**Problem description:** State the number of lines in these records that include the string "title", and say nothing more.

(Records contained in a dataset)
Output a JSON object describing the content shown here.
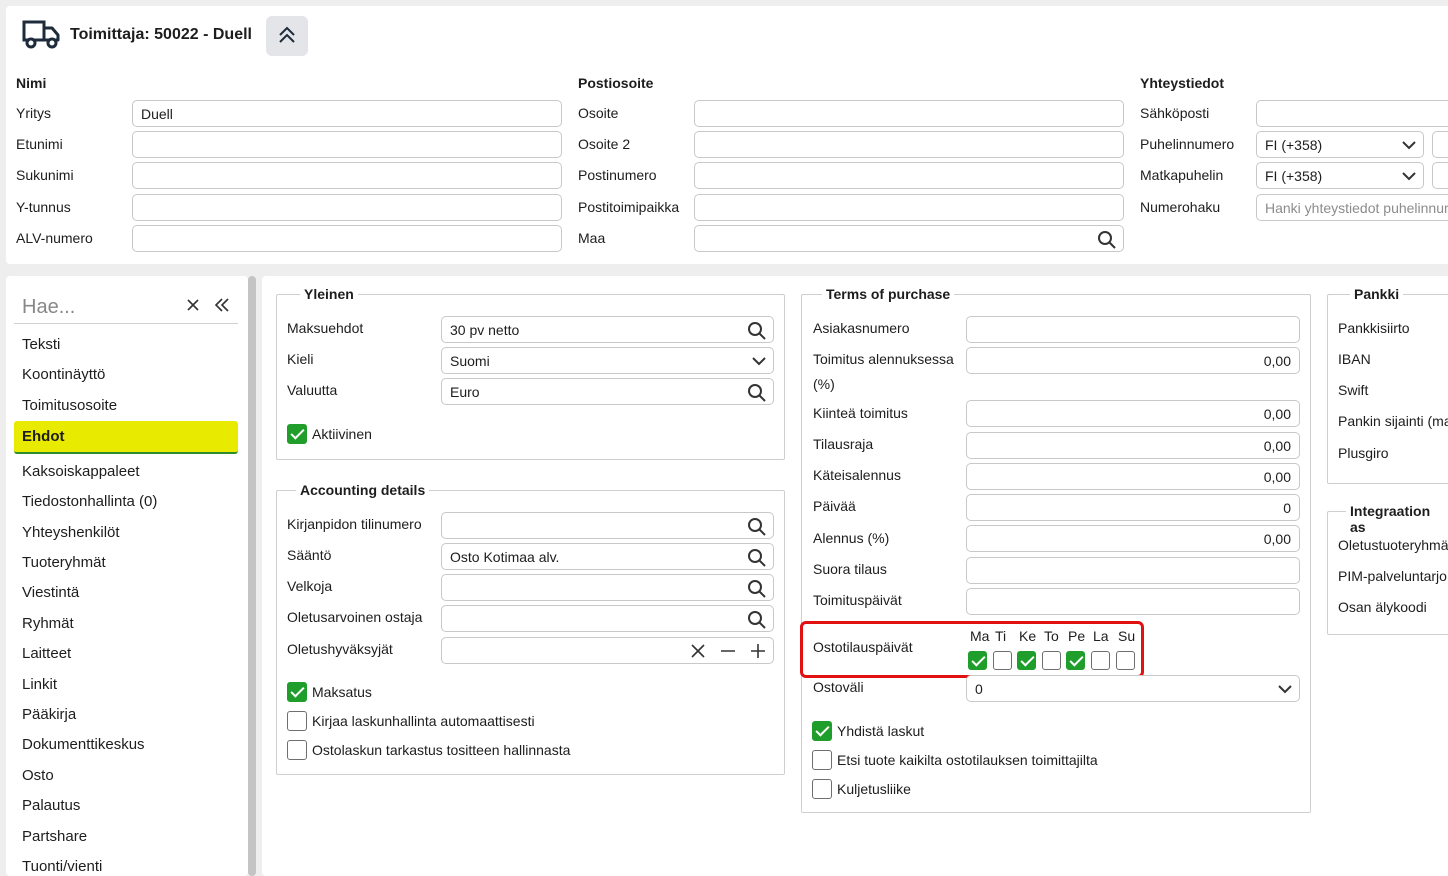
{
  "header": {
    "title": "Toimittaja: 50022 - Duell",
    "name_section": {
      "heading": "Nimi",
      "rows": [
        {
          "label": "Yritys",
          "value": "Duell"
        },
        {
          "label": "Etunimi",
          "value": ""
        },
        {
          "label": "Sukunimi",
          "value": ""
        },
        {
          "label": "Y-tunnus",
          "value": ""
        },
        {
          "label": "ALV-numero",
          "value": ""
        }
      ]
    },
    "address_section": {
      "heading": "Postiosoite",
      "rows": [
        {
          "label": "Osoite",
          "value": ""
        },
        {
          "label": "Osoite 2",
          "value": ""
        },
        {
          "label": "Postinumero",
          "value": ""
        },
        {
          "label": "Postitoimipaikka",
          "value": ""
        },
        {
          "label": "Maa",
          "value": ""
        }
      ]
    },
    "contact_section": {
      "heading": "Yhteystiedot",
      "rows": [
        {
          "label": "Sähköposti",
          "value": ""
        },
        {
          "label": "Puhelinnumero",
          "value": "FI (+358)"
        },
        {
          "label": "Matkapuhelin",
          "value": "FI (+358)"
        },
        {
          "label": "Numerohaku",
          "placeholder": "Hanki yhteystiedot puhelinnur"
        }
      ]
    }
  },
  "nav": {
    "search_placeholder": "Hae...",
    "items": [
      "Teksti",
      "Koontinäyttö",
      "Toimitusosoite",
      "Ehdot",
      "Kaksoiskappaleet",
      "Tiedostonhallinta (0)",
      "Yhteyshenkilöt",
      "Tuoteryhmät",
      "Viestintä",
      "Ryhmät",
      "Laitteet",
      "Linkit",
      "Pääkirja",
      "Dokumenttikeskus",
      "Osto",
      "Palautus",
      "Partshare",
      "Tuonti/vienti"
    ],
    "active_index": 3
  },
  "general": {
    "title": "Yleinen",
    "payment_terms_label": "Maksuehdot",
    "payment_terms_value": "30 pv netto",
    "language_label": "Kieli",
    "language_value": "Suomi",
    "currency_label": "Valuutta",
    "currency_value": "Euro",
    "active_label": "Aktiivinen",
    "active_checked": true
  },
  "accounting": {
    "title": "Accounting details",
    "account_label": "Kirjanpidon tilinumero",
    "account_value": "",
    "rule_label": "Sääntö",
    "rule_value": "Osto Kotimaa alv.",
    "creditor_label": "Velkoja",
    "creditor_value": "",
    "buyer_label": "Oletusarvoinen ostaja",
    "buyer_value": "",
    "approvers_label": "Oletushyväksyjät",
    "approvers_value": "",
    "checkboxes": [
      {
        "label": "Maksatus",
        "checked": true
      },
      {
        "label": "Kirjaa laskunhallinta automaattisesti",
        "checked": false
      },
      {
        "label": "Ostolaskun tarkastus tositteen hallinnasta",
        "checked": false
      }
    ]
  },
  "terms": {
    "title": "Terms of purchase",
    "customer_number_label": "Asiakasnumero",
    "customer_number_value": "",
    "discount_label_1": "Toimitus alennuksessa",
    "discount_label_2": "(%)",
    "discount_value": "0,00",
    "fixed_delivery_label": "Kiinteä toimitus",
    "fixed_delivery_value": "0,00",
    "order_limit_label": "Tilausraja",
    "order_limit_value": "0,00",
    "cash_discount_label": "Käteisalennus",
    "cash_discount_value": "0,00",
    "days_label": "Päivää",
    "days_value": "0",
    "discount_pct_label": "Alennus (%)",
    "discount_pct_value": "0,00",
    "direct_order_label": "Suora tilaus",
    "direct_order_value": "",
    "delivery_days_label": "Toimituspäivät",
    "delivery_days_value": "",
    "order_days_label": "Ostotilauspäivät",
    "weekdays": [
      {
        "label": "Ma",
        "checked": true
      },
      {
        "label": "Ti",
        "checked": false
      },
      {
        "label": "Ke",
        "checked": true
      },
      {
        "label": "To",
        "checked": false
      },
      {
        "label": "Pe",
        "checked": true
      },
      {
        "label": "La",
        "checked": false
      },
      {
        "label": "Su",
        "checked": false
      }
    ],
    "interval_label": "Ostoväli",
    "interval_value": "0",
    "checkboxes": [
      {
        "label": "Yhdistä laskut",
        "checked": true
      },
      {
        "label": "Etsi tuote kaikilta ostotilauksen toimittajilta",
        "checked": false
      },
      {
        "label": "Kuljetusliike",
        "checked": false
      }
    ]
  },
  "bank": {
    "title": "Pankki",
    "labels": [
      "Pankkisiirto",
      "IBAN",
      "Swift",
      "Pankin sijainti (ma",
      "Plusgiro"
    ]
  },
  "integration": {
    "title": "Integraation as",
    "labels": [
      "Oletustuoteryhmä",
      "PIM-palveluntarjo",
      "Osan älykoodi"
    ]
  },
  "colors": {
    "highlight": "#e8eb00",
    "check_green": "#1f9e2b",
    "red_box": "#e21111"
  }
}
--
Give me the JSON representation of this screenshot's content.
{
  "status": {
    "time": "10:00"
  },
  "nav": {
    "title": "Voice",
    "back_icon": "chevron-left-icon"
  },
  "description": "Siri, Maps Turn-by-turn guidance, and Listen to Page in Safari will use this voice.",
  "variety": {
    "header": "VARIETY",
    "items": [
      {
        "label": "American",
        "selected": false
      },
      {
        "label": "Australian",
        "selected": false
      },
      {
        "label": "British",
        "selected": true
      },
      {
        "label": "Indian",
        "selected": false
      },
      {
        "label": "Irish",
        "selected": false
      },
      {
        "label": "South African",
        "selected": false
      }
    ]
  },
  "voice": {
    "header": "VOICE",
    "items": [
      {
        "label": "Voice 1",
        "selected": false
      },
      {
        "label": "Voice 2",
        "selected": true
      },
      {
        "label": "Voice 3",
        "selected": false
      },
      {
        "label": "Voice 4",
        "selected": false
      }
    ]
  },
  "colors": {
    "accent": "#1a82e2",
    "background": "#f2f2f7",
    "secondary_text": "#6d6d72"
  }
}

**Your solution:** 7